Background:
Sustainable Agriculture Development Project (SADP) is the main Corporate Social Investment (CSI) activity of the Ceylon Tobacco Company (CTC), the subsidiary of British American Tobacco holding cigarette manufacturing monopoly in Sri Lanka. In its initiation in 2006, its target group was tobacco farmers. By 2017, its beneficiaries included farmers other than tobacco growers. This study aimed to explore the process of tobacco industry increasing its coverage towards non-tobacco growers and its apparent benefits to the industry.

Methods:
A qualitative study design was used. Data were collected using document analysis (reports and presentations of CTC and CSI partners and media reports) and key informant (N=18) interviews (CTC CSI officers, field workers of government and non-government organisations, community leaders and beneficiaries of SADP programme). Documents from 2006 onwards were identified electronically and manually from databases, electronic archives and libraries. Search terms used were identified using an expert panel. Data were analysed using thematic analysis.

Results:
By 2017 four variations of SADP existed, all targeting non-tobacco growing farmers. Activities mainly included home gardening and infrastructure development in rural communities. A variation (SADP Lite) incorporated ex-libertarian combatants as part of their rehabilitation process by the government.

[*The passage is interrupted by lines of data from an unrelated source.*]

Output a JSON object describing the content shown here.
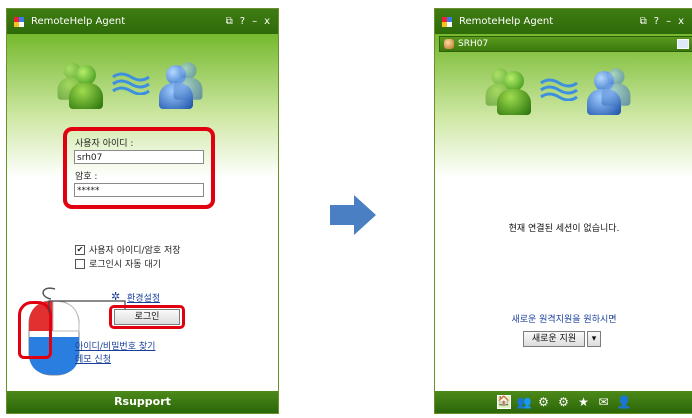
{
  "app": {
    "title": "RemoteHelp Agent",
    "brand": "Rsupport"
  },
  "titlebar_buttons": [
    {
      "icon": "restore-icon",
      "glyph": "⧉"
    },
    {
      "icon": "help-icon",
      "glyph": "?"
    },
    {
      "icon": "minimize-icon",
      "glyph": "–"
    },
    {
      "icon": "close-icon",
      "glyph": "x"
    }
  ],
  "login": {
    "user_id_label": "사용자 아이디 :",
    "user_id_value": "srh07",
    "password_label": "암호 :",
    "password_value": "*****",
    "save_checkbox": {
      "label": "사용자 아이디/암호 저장",
      "checked": true
    },
    "autowait_checkbox": {
      "label": "로그인시 자동 대기",
      "checked": false
    },
    "settings_link": "환경설정",
    "login_button": "로그인",
    "find_link": "아이디/비밀번호 찾기",
    "demo_link": "데모 신청"
  },
  "session": {
    "user_name": "SRH07",
    "no_session_text": "현재 연결된 세션이 없습니다.",
    "new_support_prompt": "새로운 원격지원을 원하시면",
    "new_support_button": "새로운 지원",
    "dropdown_glyph": "▾"
  },
  "toolbar_icons": [
    {
      "name": "home-icon",
      "glyph": "🏠"
    },
    {
      "name": "users-icon",
      "glyph": "👥"
    },
    {
      "name": "settings-icon",
      "glyph": "⚙"
    },
    {
      "name": "tools-icon",
      "glyph": "⚙"
    },
    {
      "name": "favorite-icon",
      "glyph": "★"
    },
    {
      "name": "message-icon",
      "glyph": "✉"
    },
    {
      "name": "user-status-icon",
      "glyph": "👤"
    }
  ],
  "colors": {
    "brand_green": "#3f7c12",
    "highlight_red": "#e00010",
    "arrow_blue": "#4a7fc4"
  }
}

Activities engaged ministers, government officials, field workers and community leaders. Key informants' perceptions included; CTC functions beyond the stigmatized image of a 'tobacco company' by expansion to different activities and themes; non-tobacco-growing farmers indirectly motivated to strengthen links with CTC by starting tobacco cultivation, activities are portrayed as government initiatives by incorporating government ministers, officials and field workers, and, most activities are portrayed as solutions for negative effects of tobacco cultivation (home-gardening, alternative crops and agro wells) and tobacco use (nutrition and rural economy).

Conclusions:
CTC uses SADP to promote their image, improve their stake in the economy and motivate farmers to grow tobacco

eISSN:1617-9625